R-A-G Thyme will provide indoor and outdoor watering on a weekly basis or when you go on vacation. If you decide, like most, that you will do your own watering, here’s a tip: A thorough, deep watering is much better than watering a little each day. The roots will go deeper, and grow stronger, because they will be reaching for the water. For new plants especially, deep, regular watering is essential to getting settled in. If the ground is allowed to get powder dry, it will not accept water – the water will run right off. The plant will then need to be watered slowly and repeatedly until the dirt starts to accept the moisture. After you THINK there is enough water, dig down an inch or so into the dirt. Is it damp yet, or still completely bone dry?
Brighten things up with colorful annuals in some window boxes, and show your front door some love all season with a beautiful and elegant planter or two. Don't think that the end of warm weather means no more color outside; we do winter planters, too!
Our crew is trained and equipped to plant everything from spring bulbs to small trees. But before we do, we ask what is the soil like? Is it dry or moist? Sandy or clay-like? How much sun is there? Is it near the road or sidewalk, where it may get excess sand and salt thrown at it in winter? What will this plant have to endure during its lifetime?
Sometimes an overhaul of your yard may not be as pricey as you think. Just moving a few plants around to highlight that favorite bush or flower can give your garden a completely different look.
When perennials mature, they sometimes get too big for the area, or spread too far, and you want them reduced in size. Some perennials may even reduce or stop flower production. We’ll split your plants either in the spring or fall and use good clumps elsewhere to fill in the bare spots of your garden. Your perennials will be happy with more room to breathe and grow!
We design with the customers’ likes (and dislikes!) in mind. What are their favorite colors? Flowers? Do they have a statue or bird bath they want to feature? Do they want to attract birds or butterflies? We take into consideration blooming times, types of soil needed, orientation and amount of sunlight. Above all, we plan for complementary colors, a variety of textures and always something in bloom!

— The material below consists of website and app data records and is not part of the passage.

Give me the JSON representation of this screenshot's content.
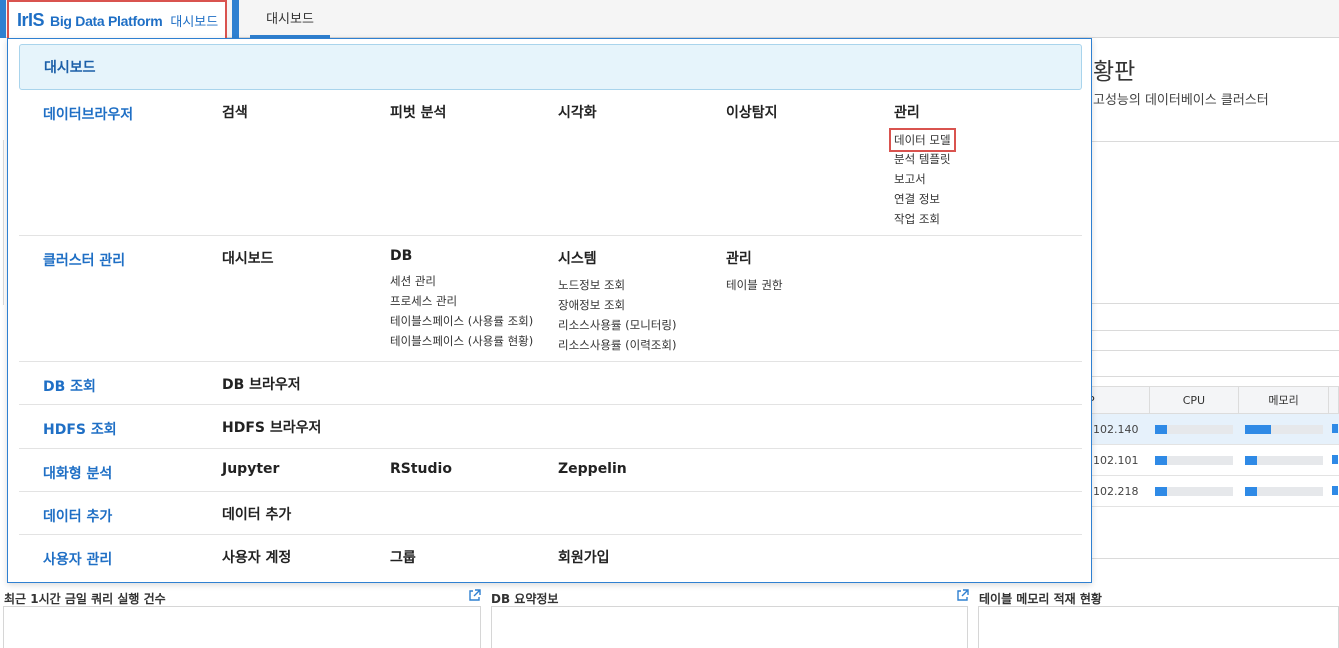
{
  "app": {
    "logo_text": "IrIS",
    "name": "Big Data Platform",
    "page": "대시보드"
  },
  "tabs": [
    {
      "label": "대시보드",
      "active": true
    }
  ],
  "colors": {
    "accent": "#2f80d1",
    "highlight": "#d9534f",
    "header_bg": "#e6f4fb",
    "section_title": "#1f6fc5"
  },
  "background": {
    "title_fragment": "황판",
    "subtitle_fragment": "고성능의 데이터베이스 클러스터",
    "table": {
      "columns": [
        "P",
        "CPU",
        "메모리"
      ],
      "rows": [
        {
          "ip": ".102.140",
          "cpu": 0.15,
          "mem": 0.33,
          "selected": true
        },
        {
          "ip": ".102.101",
          "cpu": 0.15,
          "mem": 0.15,
          "selected": false
        },
        {
          "ip": ".102.218",
          "cpu": 0.15,
          "mem": 0.15,
          "selected": false
        }
      ]
    },
    "panels": [
      {
        "title": "최근 1시간 금일 쿼리 실행 건수"
      },
      {
        "title": "DB 요약정보"
      },
      {
        "title": "테이블 메모리 적재 현황"
      }
    ]
  },
  "menu": {
    "header": "대시보드",
    "sections": [
      {
        "title": "데이터브라우저",
        "columns": [
          {
            "head": "검색",
            "items": []
          },
          {
            "head": "피벗 분석",
            "items": []
          },
          {
            "head": "시각화",
            "items": []
          },
          {
            "head": "이상탐지",
            "items": []
          },
          {
            "head": "관리",
            "items": [
              "데이터 모델",
              "분석 템플릿",
              "보고서",
              "연결 정보",
              "작업 조회"
            ]
          }
        ]
      },
      {
        "title": "클러스터 관리",
        "columns": [
          {
            "head": "대시보드",
            "items": []
          },
          {
            "head": "DB",
            "items": [
              "세션 관리",
              "프로세스 관리",
              "테이블스페이스 (사용률 조회)",
              "테이블스페이스 (사용률 현황)"
            ]
          },
          {
            "head": "시스템",
            "items": [
              "노드정보 조회",
              "장애정보 조회",
              "리소스사용률 (모니터링)",
              "리소스사용률 (이력조회)"
            ]
          },
          {
            "head": "관리",
            "items": [
              "테이블 권한"
            ]
          }
        ]
      },
      {
        "title": "DB 조회",
        "columns": [
          {
            "head": "DB 브라우저",
            "items": []
          }
        ]
      },
      {
        "title": "HDFS 조회",
        "columns": [
          {
            "head": "HDFS 브라우저",
            "items": []
          }
        ]
      },
      {
        "title": "대화형 분석",
        "columns": [
          {
            "head": "Jupyter",
            "items": []
          },
          {
            "head": "RStudio",
            "items": []
          },
          {
            "head": "Zeppelin",
            "items": []
          }
        ]
      },
      {
        "title": "데이터 추가",
        "columns": [
          {
            "head": "데이터 추가",
            "items": []
          }
        ]
      },
      {
        "title": "사용자 관리",
        "columns": [
          {
            "head": "사용자 계정",
            "items": []
          },
          {
            "head": "그룹",
            "items": []
          },
          {
            "head": "회원가입",
            "items": []
          }
        ]
      }
    ]
  }
}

Putting a nice clean edge around your garden or flower bed helps to keep the grass out of the beds, the flowers out of the grass, and gives a deep border to hold in the mulch.
We love, love, love garden restorations! Taking that tangly mess and taming it or unburying that long lost bed of hostas. If you’ve given up, give us a call. Whatever your garden needs, we do it! See our Before & After photos!
Loosening up old compacted soil might be recommended before a new area is planted. Soil amendments may also be added at this time to keep the soil loose and give the new root ball a good start. After the soil has been worked over, we’ll rake out any leftover vegetation so that weeds don’t re-root themselves.
Spreading mulch over the top of the gardens helps keep moisture in, and is somewhat helpful in eliminating weeds that come up from the ground, but it does not stop new weeds and plants from growing IN the mulch. Mulching also gives the garden a “finished” or “dressed” look. Our crew is well trained in proper mulching techniques, careful not to mulch too deep or to bury small plants and branches. Depending on the condition of last year’s mulch, we may be able to save you money by “fluffing up” the old mulch. We do not, however, recommend the use of weed mats. Time after time, we’ve discovered that they are rarely effectively, and make the job of weeding even more difficult as the roots often take hold below the mat.